47. Mock DM. Marginal biotin deficiency is teratogenic in mice and perhaps humans: a review of biotin deficiency during human pregnancy and effects of biotin deficiency on gene expression and enzyme activities in mouse dam and fetus. J Nutr Biochem. 2005;16(7):435-7.
48. Linus Pauling Institute Micronutrient Information Center. “Biotin.” http://lpi.oregonstate.edu/infocenter/ vitamins/biotin. Accessed November 20, 2007.
49. Durance TD. Residual Avidin Activity in Cooked Egg White Assayed with Improved Sensitivity. J Food Sci. 1991;56(3):707-709.
50. Tamura T, Picciano MF. Folate and human reproduction. Am J Clin Nutr. 2006;83(5):993-1016.
51. Standing Committee on the Scientific Evaluation of Dietary Reference Intakes and its Panel on Folate, Other B Vitamins, and Choline and Subcommittee on Upper Reference Levels of Nutrients, Food and Nutrition Board, Institute of Medicine. Dietary Reference Intakes for Thiamin, Riboflavin, Niacin, Vitamin B6, Folate, Vitamin B12, Pantothenic Acid, Biotin, and Choline. Washington, DC: National Academy Press (1998) pp. 196-305.
52. Kelly P, McPartlin J, Goggins M, Weir DG, Scott JM. Am J Clin Nutr. 1997;65(6):1790-5.
53. Zeisel, SH. The fetal origins of memory: the role of dietary choline in optimal brain development. J Pediatr. 2006;149:S131-S136.
54. Standing Committee on the Scientific Evaluation of Dietary Reference Intakes and its Panel on Folate, Other B Vitamins, and Choline and Subcommittee on Upper Reference Levels of Nutrients, Food and Nutrition Board, Institute of Medicine. Dietary Reference Intakes for Thiamin, Riboflavin, Niacin, Vitamin B6, Folate, Vitamin B12, Pantothenic Acid, Biotin, and Choline. Washington, DC: National Academy Press (1998) pp. 399-422.
55. Rees WD, Wilson FA, Maloney CA. Sulfur amino acid metabolism in pregnancy: the impact of methionine in the maternal diet. J Nutr. 2006;136(6 Suppl):1701S-1705S.
56. http://www.nutritiondata.com. [Corresponding entries for each food.] Accessed November 8, 2007. Glycine content of bone broth calculated by assuming bone protein is 95% collagen and collagen is 33% glycine.
57. Price, op cit. pp. 350-1; 355; 357; 367-71.
58. Barker DJP. The origins of the developmental origins theory.

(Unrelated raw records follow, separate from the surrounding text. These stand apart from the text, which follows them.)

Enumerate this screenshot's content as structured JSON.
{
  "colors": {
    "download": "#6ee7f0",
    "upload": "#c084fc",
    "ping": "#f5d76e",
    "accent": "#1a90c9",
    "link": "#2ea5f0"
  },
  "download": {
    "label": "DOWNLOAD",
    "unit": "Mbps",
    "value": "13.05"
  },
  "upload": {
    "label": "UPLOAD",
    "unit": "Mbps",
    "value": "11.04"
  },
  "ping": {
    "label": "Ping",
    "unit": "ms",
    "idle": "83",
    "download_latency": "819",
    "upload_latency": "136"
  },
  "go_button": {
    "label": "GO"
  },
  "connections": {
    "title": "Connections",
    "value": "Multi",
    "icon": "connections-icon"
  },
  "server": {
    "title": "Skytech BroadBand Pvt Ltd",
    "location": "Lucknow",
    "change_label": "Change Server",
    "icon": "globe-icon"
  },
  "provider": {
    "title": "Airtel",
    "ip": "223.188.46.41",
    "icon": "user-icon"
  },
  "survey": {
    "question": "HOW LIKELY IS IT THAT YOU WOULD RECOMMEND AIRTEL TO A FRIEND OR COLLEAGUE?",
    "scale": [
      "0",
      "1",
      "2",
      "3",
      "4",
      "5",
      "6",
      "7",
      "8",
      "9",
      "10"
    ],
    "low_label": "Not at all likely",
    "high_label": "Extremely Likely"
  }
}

J Intern Med. 2007;261:412-417.
59. Barker DJP. Fetal nutrition and cardiovascular disease in later life. British Medical Bulletin. 1997;53(1):96-108.

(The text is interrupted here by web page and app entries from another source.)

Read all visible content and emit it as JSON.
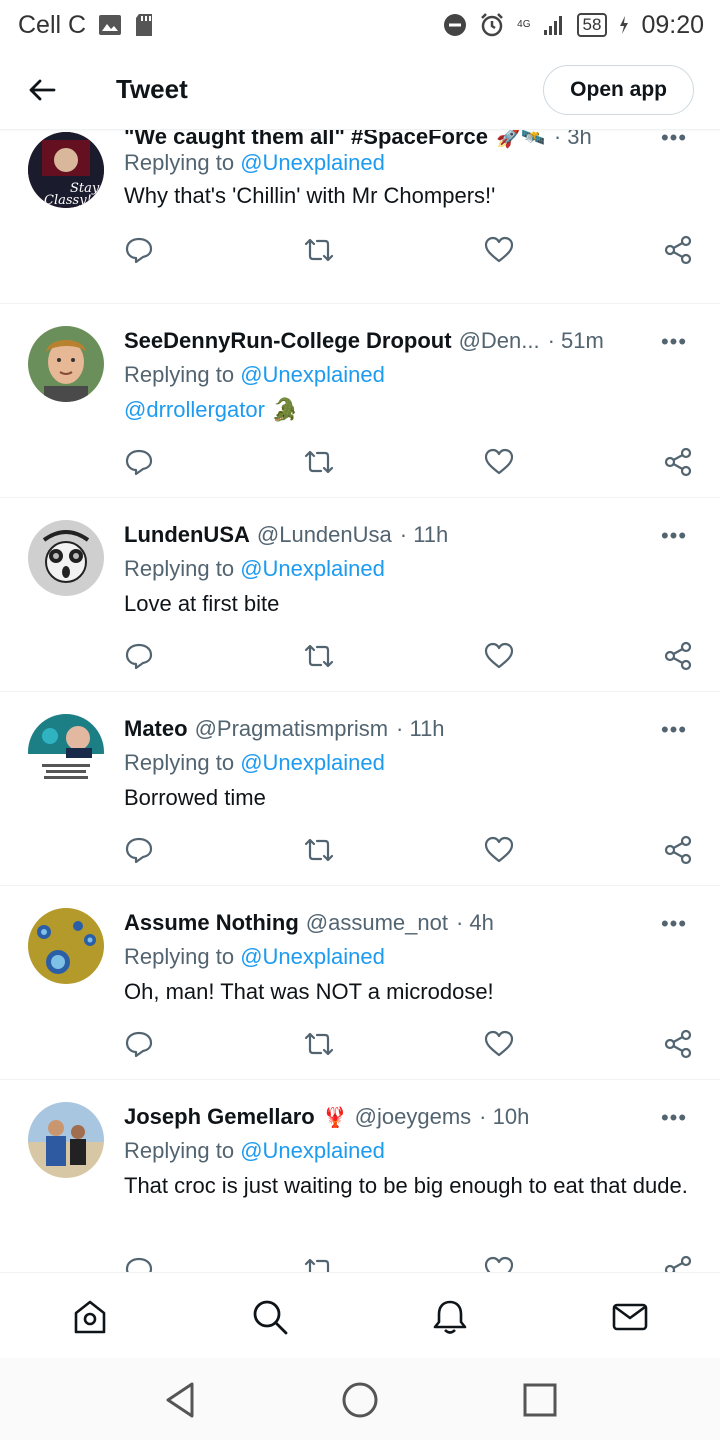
{
  "status_bar": {
    "carrier": "Cell C",
    "network_type": "4G",
    "battery": "58",
    "time": "09:20",
    "icons": [
      "image-icon",
      "sd-card-icon",
      "dnd-icon",
      "alarm-icon",
      "signal-icon",
      "battery-icon",
      "charging-icon"
    ]
  },
  "header": {
    "title": "Tweet",
    "open_app_label": "Open app"
  },
  "tweets": [
    {
      "name": "\"We caught them all\" #SpaceForce",
      "handle": "",
      "emoji": "🚀🛰️",
      "time": "· 3h",
      "replying_prefix": "Replying to",
      "replying_to": "@Unexplained",
      "text": "Why that's 'Chillin' with Mr Chompers!'",
      "avatar_text": "Stay Classy"
    },
    {
      "name": "SeeDennyRun-College Dropout",
      "handle": "@Den...",
      "emoji": "",
      "time": "· 51m",
      "replying_prefix": "Replying to",
      "replying_to": "@Unexplained",
      "text": "@drrollergator",
      "text_emoji": "🐊",
      "avatar_text": ""
    },
    {
      "name": "LundenUSA",
      "handle": "@LundenUsa",
      "emoji": "",
      "time": "· 11h",
      "replying_prefix": "Replying to",
      "replying_to": "@Unexplained",
      "text": "Love at first bite",
      "avatar_text": ""
    },
    {
      "name": "Mateo",
      "handle": "@Pragmatismprism",
      "emoji": "",
      "time": "· 11h",
      "replying_prefix": "Replying to",
      "replying_to": "@Unexplained",
      "text": "Borrowed time",
      "avatar_text": ""
    },
    {
      "name": "Assume Nothing",
      "handle": "@assume_not",
      "emoji": "",
      "time": "· 4h",
      "replying_prefix": "Replying to",
      "replying_to": "@Unexplained",
      "text": "Oh, man! That was NOT a microdose!",
      "avatar_text": ""
    },
    {
      "name": "Joseph Gemellaro",
      "handle": "@joeygems",
      "emoji": "🦞",
      "time": "· 10h",
      "replying_prefix": "Replying to",
      "replying_to": "@Unexplained",
      "text": "That croc is just waiting to be big enough to eat that dude.",
      "avatar_text": ""
    }
  ],
  "bottom_nav": [
    "home-icon",
    "search-icon",
    "notifications-icon",
    "messages-icon"
  ],
  "system_nav": [
    "back-triangle-icon",
    "home-circle-icon",
    "recents-square-icon"
  ],
  "colors": {
    "accent": "#1d9bf0",
    "text": "#0f1419",
    "secondary": "#536471",
    "divider": "#eff3f4"
  }
}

60. Symonds ME, Stephenson T, Gardner DS, Budge H. Long-term effects of nutritional programming of the embryo and fetus: mechanisms and critical windows. Reprod Feril Dev. 2007;19:53-63.

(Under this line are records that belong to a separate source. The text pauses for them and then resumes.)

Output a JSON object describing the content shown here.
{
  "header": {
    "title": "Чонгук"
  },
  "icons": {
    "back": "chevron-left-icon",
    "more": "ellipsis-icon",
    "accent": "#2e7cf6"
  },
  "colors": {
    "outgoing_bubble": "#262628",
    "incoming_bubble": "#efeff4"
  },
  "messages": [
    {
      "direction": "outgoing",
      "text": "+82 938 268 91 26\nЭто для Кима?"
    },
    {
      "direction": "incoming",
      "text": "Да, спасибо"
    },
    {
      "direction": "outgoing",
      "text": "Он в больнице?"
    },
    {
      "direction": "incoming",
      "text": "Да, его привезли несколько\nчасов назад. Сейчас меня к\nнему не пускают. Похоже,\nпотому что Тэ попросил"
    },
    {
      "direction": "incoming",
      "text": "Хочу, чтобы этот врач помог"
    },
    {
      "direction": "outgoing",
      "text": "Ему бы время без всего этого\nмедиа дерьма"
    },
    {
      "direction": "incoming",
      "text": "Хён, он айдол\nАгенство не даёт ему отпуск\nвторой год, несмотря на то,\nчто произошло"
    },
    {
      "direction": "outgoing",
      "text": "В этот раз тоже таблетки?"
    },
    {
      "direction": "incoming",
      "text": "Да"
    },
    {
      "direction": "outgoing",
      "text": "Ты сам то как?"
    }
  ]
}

61. Brooks AA, Johnson MR< Steer PJ, Pawson ME, Abdalla HI. Birth weight: nature or nurture? Early Human Dev. 1995;42(1):29-35.
62. Godfrey K, Robinson S, Brker DJP, Osmond C, Cox V. Maternal nutrition in early and late pregnancy in relation to placental and fetal growth. BMJ 1996;312:410.
63. Mastroiacovo P, Mazzone T, Addis A, Elephant E, Carlier P, Vial T. High vitamin A intake in early pregnancy and major malformations: a multicenter prospective controlled study. Teratology. 1999;59(1):7-11.
This article appeared in Wise Traditions in Food, Farming and the Healing Arts, the quarterly magazine of the Weston A. Price Foundation, Winter 2007.🖨️ Print post
Read this in: Español